I’d like to see more stories where you told the truth as you knew it, and some professional thought you were yanking her or his chain. And, how did you finally convince them you were for real?

Nevermind about this one guy who was rude since we really don’t know what he was (nurse, nurse practitioner, tech, some guy in med school, who knows). The doctor (and surprise, the receptionist and billing people) were all excellent and really exceeded my expectations for a doc-in-a-box place. In fact, the doctor I dealt with last night I considered to be better than my Primary from the HMO I used to have. Go figure. But he wasn’t in nearly the rush she (the former PCP) usually was.

I only waited about 10 minutes last night. My PCP’s office? Count on an hour and a half. Once I was probably literally dying of an asthma attack and called the receptionist on my cell phone from the waiting room to find out if they had forgotten me, because boy did I ever need a session with the nebulizer. She hung up on me. But I saw the doc about ten minutes after that. I was about to call Customer Service at the HMO headquarters so they got my ass in right quick.

The last time I went to an urgent care center, I went because my arthritis in my hip was acting up, I was out of my pain meds, and I was in tears because I hurt so badly. Unfortunately, I have no insurance yet and my doctor is still in Virginia while I’m in Ohio, so my only choice was an urgent care center.

Aside from the amazingly LOOOOOONNNNG wait (I was there nearly four hours), the nurse was actually much better than the doctor I saw. She took my temperature and said “Did you know you have a fever of 101?”. I had no idea. Turns out I had a horrible sinus infection, too, so it was a good thing I went to the doctor.

The doctor, however, wouldn’t listen to me. He’d ask me a question, I’d start to answer, and he’d break in and plow right over me. He wasn’t going to tell me anything new about my arthritis that I haven’t already known in the past year, and if he’d have listened to me, he’d have known that I have already been through physical therapy, steroids, etc. I plan to see an orthopedist when my insurance kicks in in another 30 days, but until then, I just need to be able to walk and to be awake without pain.
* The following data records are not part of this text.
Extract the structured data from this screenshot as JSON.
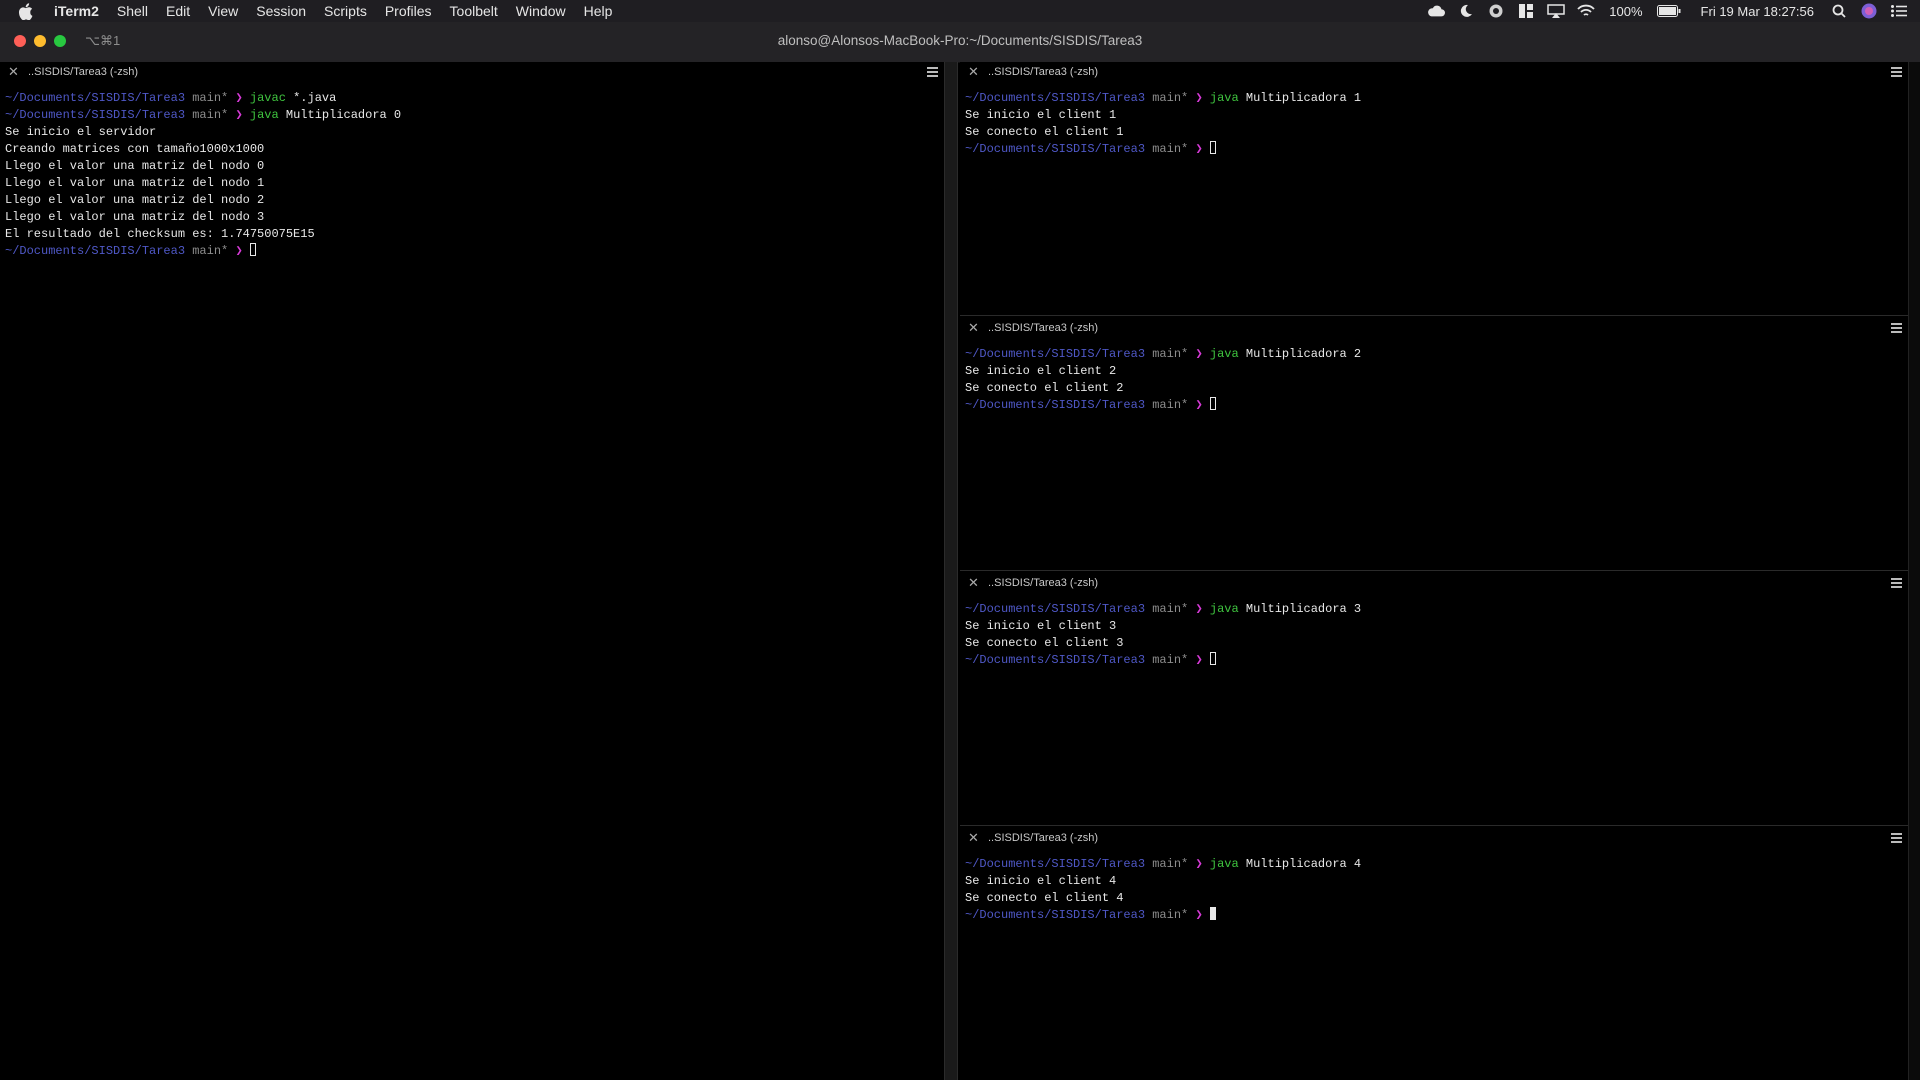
{
  "menubar": {
    "app_name": "iTerm2",
    "menus": [
      "Shell",
      "Edit",
      "View",
      "Session",
      "Scripts",
      "Profiles",
      "Toolbelt",
      "Window",
      "Help"
    ],
    "battery": "100%",
    "datetime": "Fri 19 Mar  18:27:56"
  },
  "window": {
    "shortcut": "⌥⌘1",
    "title": "alonso@Alonsos-MacBook-Pro:~/Documents/SISDIS/Tarea3"
  },
  "prompt": {
    "path": "~/Documents/SISDIS/Tarea3",
    "branch": "main*",
    "arrow": "❯"
  },
  "panes": [
    {
      "title": "..SISDIS/Tarea3 (-zsh)",
      "lines": [
        {
          "type": "prompt",
          "cmd": "javac",
          "args": " *.java"
        },
        {
          "type": "prompt",
          "cmd": "java",
          "args": " Multiplicadora 0"
        },
        {
          "type": "out",
          "text": "Se inicio el servidor"
        },
        {
          "type": "out",
          "text": "Creando matrices con tamaño1000x1000"
        },
        {
          "type": "out",
          "text": "Llego el valor una matriz del nodo 0"
        },
        {
          "type": "out",
          "text": "Llego el valor una matriz del nodo 1"
        },
        {
          "type": "out",
          "text": "Llego el valor una matriz del nodo 2"
        },
        {
          "type": "out",
          "text": "Llego el valor una matriz del nodo 3"
        },
        {
          "type": "out",
          "text": "El resultado del checksum es: 1.74750075E15"
        },
        {
          "type": "prompt-cursor"
        }
      ]
    },
    {
      "title": "..SISDIS/Tarea3 (-zsh)",
      "lines": [
        {
          "type": "prompt",
          "cmd": "java",
          "args": " Multiplicadora 1"
        },
        {
          "type": "out",
          "text": "Se inicio el client 1"
        },
        {
          "type": "out",
          "text": "Se conecto el client 1"
        },
        {
          "type": "prompt-cursor"
        }
      ]
    },
    {
      "title": "..SISDIS/Tarea3 (-zsh)",
      "lines": [
        {
          "type": "prompt",
          "cmd": "java",
          "args": " Multiplicadora 2"
        },
        {
          "type": "out",
          "text": "Se inicio el client 2"
        },
        {
          "type": "out",
          "text": "Se conecto el client 2"
        },
        {
          "type": "prompt-cursor"
        }
      ]
    },
    {
      "title": "..SISDIS/Tarea3 (-zsh)",
      "lines": [
        {
          "type": "prompt",
          "cmd": "java",
          "args": " Multiplicadora 3"
        },
        {
          "type": "out",
          "text": "Se inicio el client 3"
        },
        {
          "type": "out",
          "text": "Se conecto el client 3"
        },
        {
          "type": "prompt-cursor"
        }
      ]
    },
    {
      "title": "..SISDIS/Tarea3 (-zsh)",
      "lines": [
        {
          "type": "prompt",
          "cmd": "java",
          "args": " Multiplicadora 4"
        },
        {
          "type": "out",
          "text": "Se inicio el client 4"
        },
        {
          "type": "out",
          "text": "Se conecto el client 4"
        },
        {
          "type": "prompt-cursor",
          "active": true
        }
      ]
    }
  ]
}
Then he kept asking me questions about the sinus infection that were quite overbearing - it was as if he was insinuating that I was an idiot for not knowing. I didn’t feel bad, how was I supposed to know I was running a high fever or had a bad infection? Perhaps I was busy concentrating on the pain in my leg, but my sinuses were the least of my worries.

I don’t go to urgent care centers unless it’s absolutely necessary. Prior to this last visit, I went to one with a kidney infection last fall, went home with antibiotics, and ended up in the hospital on an IV in two days, which could have been avoided had they treated me properly.